Last night, while the world slept or watched Bachelor in Paradise, a tweet storm was happening. The impetus? Journalist Adrian Chen, currently a contributing editor at The New Inquiry and formerly a night shift editor and then staff writer at Gawker, learned that "cat breading," a 2012 meme which celebrated the placing of a slice of bread on a cat's face, was included in an exhibit at the Museum of the Moving Image called "How Cats Took Over the Internet."
Chen took to Twitter to explain how he was responsible for artificially engineering the "trend" while employed at Gawker. Of course, Chen isn’t the first journalist to invent a trend. Bill Wasik, the inventor of the flash mob, wrote about his experiences in Harper’s in 2006. As soon as he named the thing, it moved beyond his control, plaguing mall food courts, high school graduations, and romantic comedies for years. Salon's Nathan Rabin was eventually compelled to publicly apologize for the terror and think-pieces he wrought by coining the term "manic pixie dream girl."
These stories are interesting anecdotal evidence of the suggestibility of humans and the inexplicable chemistry that gives a meme its legs. But what Chen's experience really does is paint a darkly funny picture of the internet — where talented journalists tote shoddy wares to drive site traffic and drown in self-hatred disguised as good-humored self-deprecation. Does investing in learning how to write intelligently become a waste of time, money, and — ultimately — one's life when it turns out that the only thing the internet will pay for is garbage?
Each staffer had one day to get as much 'web traffic' as possible by any means necessary. The winner got 2 (?) days off of work— Adrian Chen (@AdrianChen) August 18, 2015
Someone at Buzzfeed actually bought ads on FB for that post and targeted all of my coworkers at Gawker. People kept gchatting me about it.— Adrian Chen (@AdrianChen) August 18, 2015
I think that was technically cyberbullying? Anyway, Despite Buzzfeed's fake memes being very stupid, they got tons of traffic.— Adrian Chen (@AdrianChen) August 18, 2015
Breading will almost certainly the biggest impact that I will ever have on the culture.
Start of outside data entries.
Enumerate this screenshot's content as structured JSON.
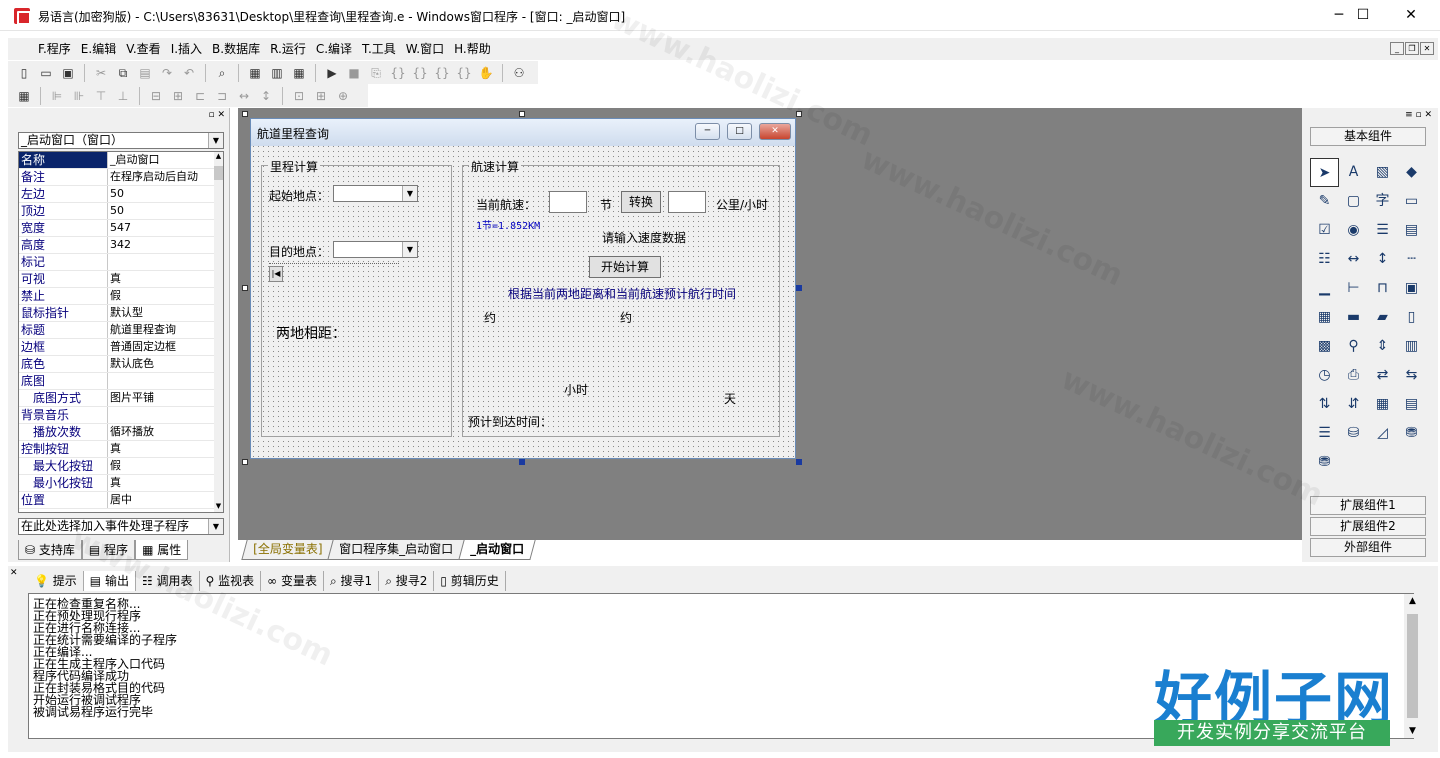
{
  "window": {
    "title": "易语言(加密狗版) - C:\\Users\\83631\\Desktop\\里程查询\\里程查询.e - Windows窗口程序 - [窗口: _启动窗口]",
    "minimize": "─",
    "maximize": "☐",
    "close": "✕"
  },
  "menu": [
    "F.程序",
    "E.编辑",
    "V.查看",
    "I.插入",
    "B.数据库",
    "R.运行",
    "C.编译",
    "T.工具",
    "W.窗口",
    "H.帮助"
  ],
  "left_panel": {
    "object_select": "_启动窗口（窗口）",
    "properties": [
      {
        "name": "名称",
        "value": "_启动窗口",
        "selected": true
      },
      {
        "name": "备注",
        "value": "在程序启动后自动"
      },
      {
        "name": "左边",
        "value": "50"
      },
      {
        "name": "顶边",
        "value": "50"
      },
      {
        "name": "宽度",
        "value": "547"
      },
      {
        "name": "高度",
        "value": "342"
      },
      {
        "name": "标记",
        "value": ""
      },
      {
        "name": "可视",
        "value": "真"
      },
      {
        "name": "禁止",
        "value": "假"
      },
      {
        "name": "鼠标指针",
        "value": "默认型"
      },
      {
        "name": "标题",
        "value": "航道里程查询"
      },
      {
        "name": "边框",
        "value": "普通固定边框"
      },
      {
        "name": "底色",
        "value": "默认底色"
      },
      {
        "name": "底图",
        "value": ""
      },
      {
        "name": "底图方式",
        "value": "图片平铺",
        "sub": true
      },
      {
        "name": "背景音乐",
        "value": ""
      },
      {
        "name": "播放次数",
        "value": "循环播放",
        "sub": true
      },
      {
        "name": "控制按钮",
        "value": "真"
      },
      {
        "name": "最大化按钮",
        "value": "假",
        "sub": true
      },
      {
        "name": "最小化按钮",
        "value": "真",
        "sub": true
      },
      {
        "name": "位置",
        "value": "居中"
      }
    ],
    "event_select": "在此处选择加入事件处理子程序",
    "tabs": [
      "支持库",
      "程序",
      "属性"
    ]
  },
  "form": {
    "title": "航道里程查询",
    "group_left": "里程计算",
    "group_right": "航速计算",
    "start_label": "起始地点：",
    "dest_label": "目的地点：",
    "distance_label": "两地相距：",
    "speed_label": "当前航速：",
    "knot_label": "节",
    "convert_btn": "转换",
    "kmh_label": "公里/小时",
    "knot_note": "1节=1.852KM",
    "input_hint": "请输入速度数据",
    "start_btn": "开始计算",
    "desc": "根据当前两地距离和当前航速预计航行时间",
    "about1": "约",
    "about2": "约",
    "hours": "小时",
    "days": "天",
    "eta": "预计到达时间："
  },
  "doc_tabs": [
    "[全局变量表]",
    "窗口程序集_启动窗口",
    "_启动窗口"
  ],
  "right_panel": {
    "basic": "基本组件",
    "ext1": "扩展组件1",
    "ext2": "扩展组件2",
    "external": "外部组件"
  },
  "bottom_tabs": [
    "提示",
    "输出",
    "调用表",
    "监视表",
    "变量表",
    "搜寻1",
    "搜寻2",
    "剪辑历史"
  ],
  "output_lines": [
    "正在检查重复名称...",
    "正在预处理现行程序",
    "正在进行名称连接...",
    "正在统计需要编译的子程序",
    "正在编译...",
    "正在生成主程序入口代码",
    "程序代码编译成功",
    "正在封装易格式目的代码",
    "开始运行被调试程序",
    "被调试易程序运行完毕"
  ],
  "logo": {
    "main": "好例子网",
    "sub": "开发实例分享交流平台"
  },
  "watermark": "www.haolizi.com"
}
This used to haunt me. But I've come to terms w/ it.— Adrian Chen (@AdrianChen) August 18, 2015
We're all going to die. I believe that after death comes The Void. At least I will leave one pitiful smear on the bathroom stall of history.— Adrian Chen (@AdrianChen) August 18, 2015
Chen appears to be telling the truth about his role in turning cat breading from a non-thing into a Thing, as Google Trends shows that virtually no one searched for the phrase until immediately after his post was published. The phrases "cat in bread," and "cat bread," have slightly more independent search histories, which goes to show that people are weird and gross (this is social science research at its most scientific).
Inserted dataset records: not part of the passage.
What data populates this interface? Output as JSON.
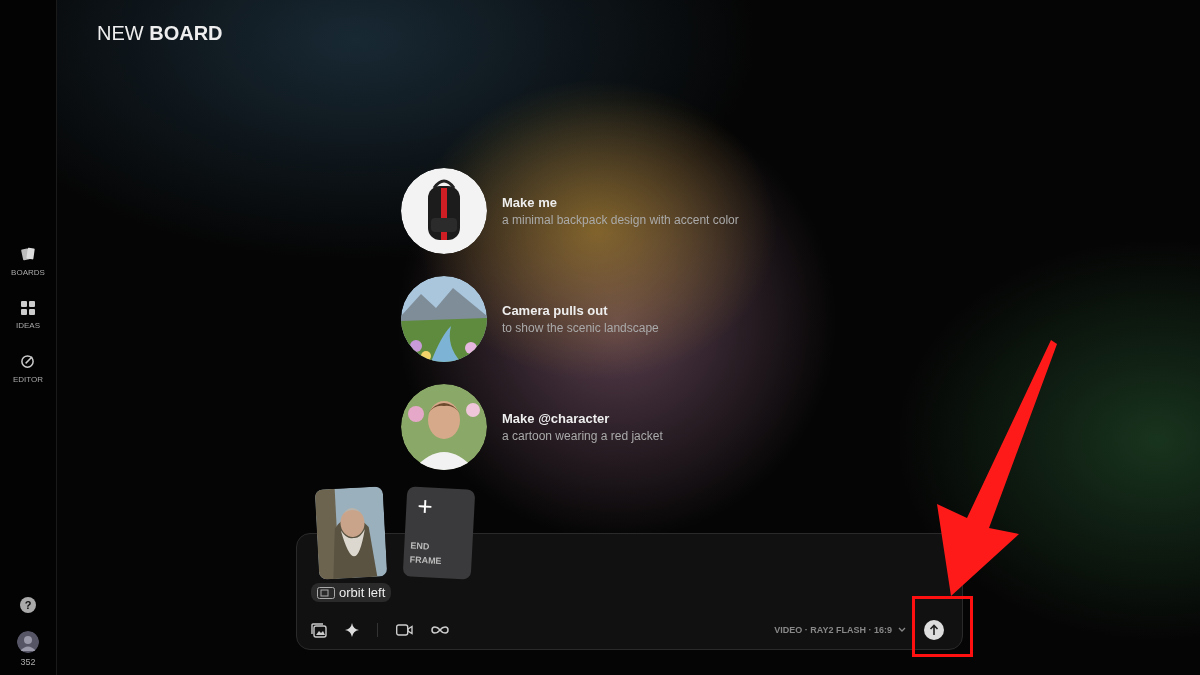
{
  "header": {
    "title": "NEW **BOARD**"
  },
  "sidebar": {
    "items": [
      {
        "kind": "boards",
        "label": "BOARDS"
      },
      {
        "kind": "ideas",
        "label": "IDEAS"
      },
      {
        "kind": "editor",
        "label": "EDITOR"
      }
    ],
    "help": "?",
    "credits": "352"
  },
  "suggestions": [
    {
      "kind": "backpack",
      "title": "Make me",
      "subtitle": "a minimal backpack design with accent color"
    },
    {
      "kind": "landscape",
      "title": "Camera pulls out",
      "subtitle": "to show the scenic landscape"
    },
    {
      "kind": "portrait",
      "title": "Make @character",
      "subtitle": "a cartoon wearing a red jacket"
    }
  ],
  "composer": {
    "end_frame": {
      "icon": "+",
      "label": "END\nFRAME"
    },
    "chip": "orbit left",
    "settings": "VIDEO · RAY2 FLASH · 16:9"
  },
  "callout": {
    "kind": "arrow-box"
  }
}
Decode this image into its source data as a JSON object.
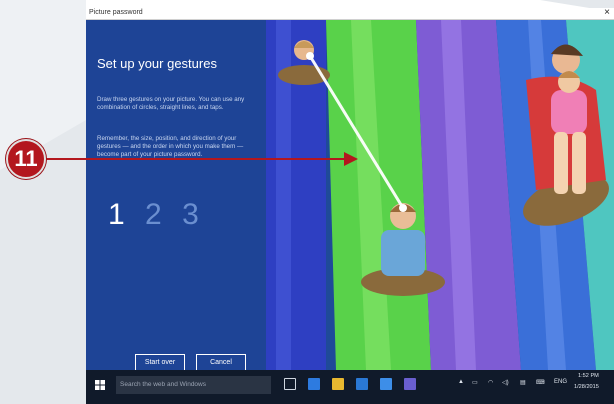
{
  "window": {
    "title": "Picture password",
    "close_glyph": "×"
  },
  "panel": {
    "heading": "Set up your gestures",
    "para1": "Draw three gestures on your picture. You can use any combination of circles, straight lines, and taps.",
    "para2": "Remember, the size, position, and direction of your gestures — and the order in which you make them — become part of your picture password.",
    "steps": [
      "1",
      "2",
      "3"
    ],
    "start_over_label": "Start over",
    "cancel_label": "Cancel"
  },
  "callout": {
    "number": "11"
  },
  "taskbar": {
    "search_placeholder": "Search the web and Windows",
    "language": "ENG",
    "time": "1:52 PM",
    "date": "1/28/2015"
  },
  "colors": {
    "panel_blue": "#1e4496",
    "callout_red": "#b3171e",
    "taskbar_dark": "#101a2a"
  }
}
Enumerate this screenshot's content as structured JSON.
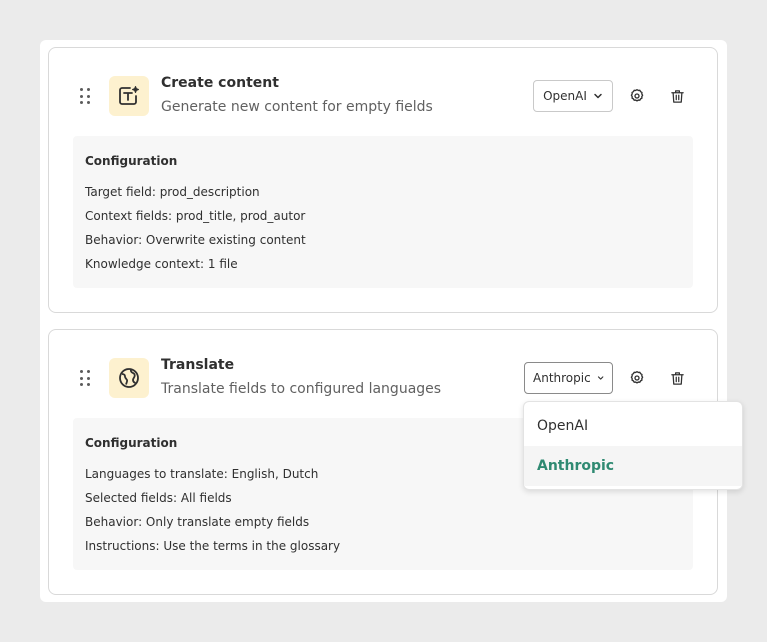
{
  "cards": [
    {
      "title": "Create content",
      "subtitle": "Generate new content for empty fields",
      "icon": "text-sparkle-icon",
      "provider": "OpenAI",
      "config_heading": "Configuration",
      "config_lines": [
        "Target field: prod_description",
        "Context fields: prod_title, prod_autor",
        "Behavior: Overwrite existing content",
        "Knowledge context: 1 file"
      ]
    },
    {
      "title": "Translate",
      "subtitle": "Translate fields to configured languages",
      "icon": "globe-icon",
      "provider": "Anthropic",
      "config_heading": "Configuration",
      "config_lines": [
        "Languages to translate: English, Dutch",
        "Selected fields: All fields",
        "Behavior: Only translate empty fields",
        "Instructions: Use the terms in the glossary"
      ]
    }
  ],
  "provider_dropdown": {
    "options": [
      "OpenAI",
      "Anthropic"
    ],
    "selected": "Anthropic"
  },
  "colors": {
    "icon_tile_bg": "#fdf1cf",
    "selected_option": "#2f8a72",
    "config_bg": "#f7f7f7"
  }
}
You'll also notice that only Americans, Canadians, and a handful of Brits gave a shit about seeing a cat's face forced through a piece of bread. Science.
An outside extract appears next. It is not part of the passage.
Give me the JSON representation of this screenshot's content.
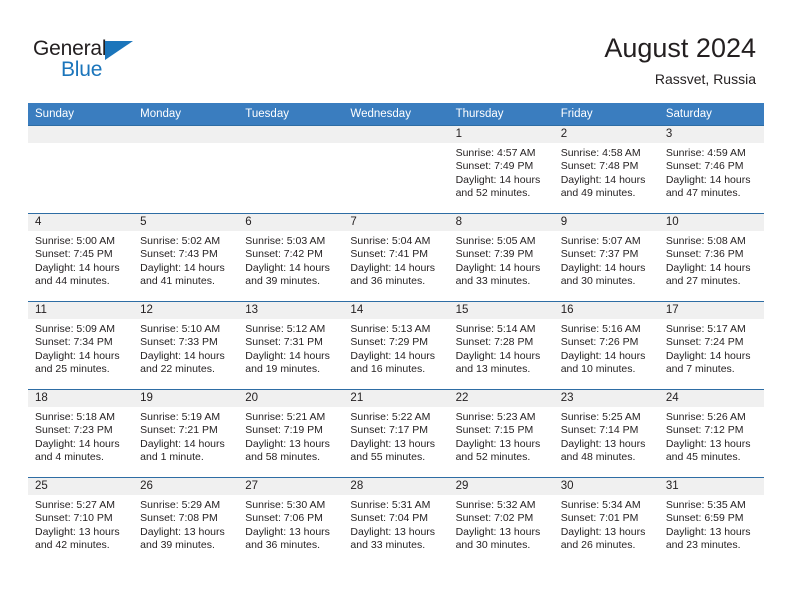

Here's a depiction of which states cared the most about cat breading. I have no idea what science is saying here. Probably nothing.
When researching this article I remembered that the cat bread's reaches had extended all the way into my hometown in upstate New York — my teenage sister definitely texted me several photos of our several cats being breaded while I was away at school. Obviously I had to have these photos.
An hour later I received an email from her:
(She attached three extremely funny photographs of herself and my youngest sister, which will not appear on the internet because my youngest sister is 12. Just know that I got a laugh out of it and that's all that matters.) Science: cat breading was really hard for some people and apparently not satisfying in some cases, and often messy, and we can do better.
If you are a journalist, or an otherwise valuable person with talents and a good personality, maybe you'd like to forget that for a second and invent a new meme? If so, we've got you covered: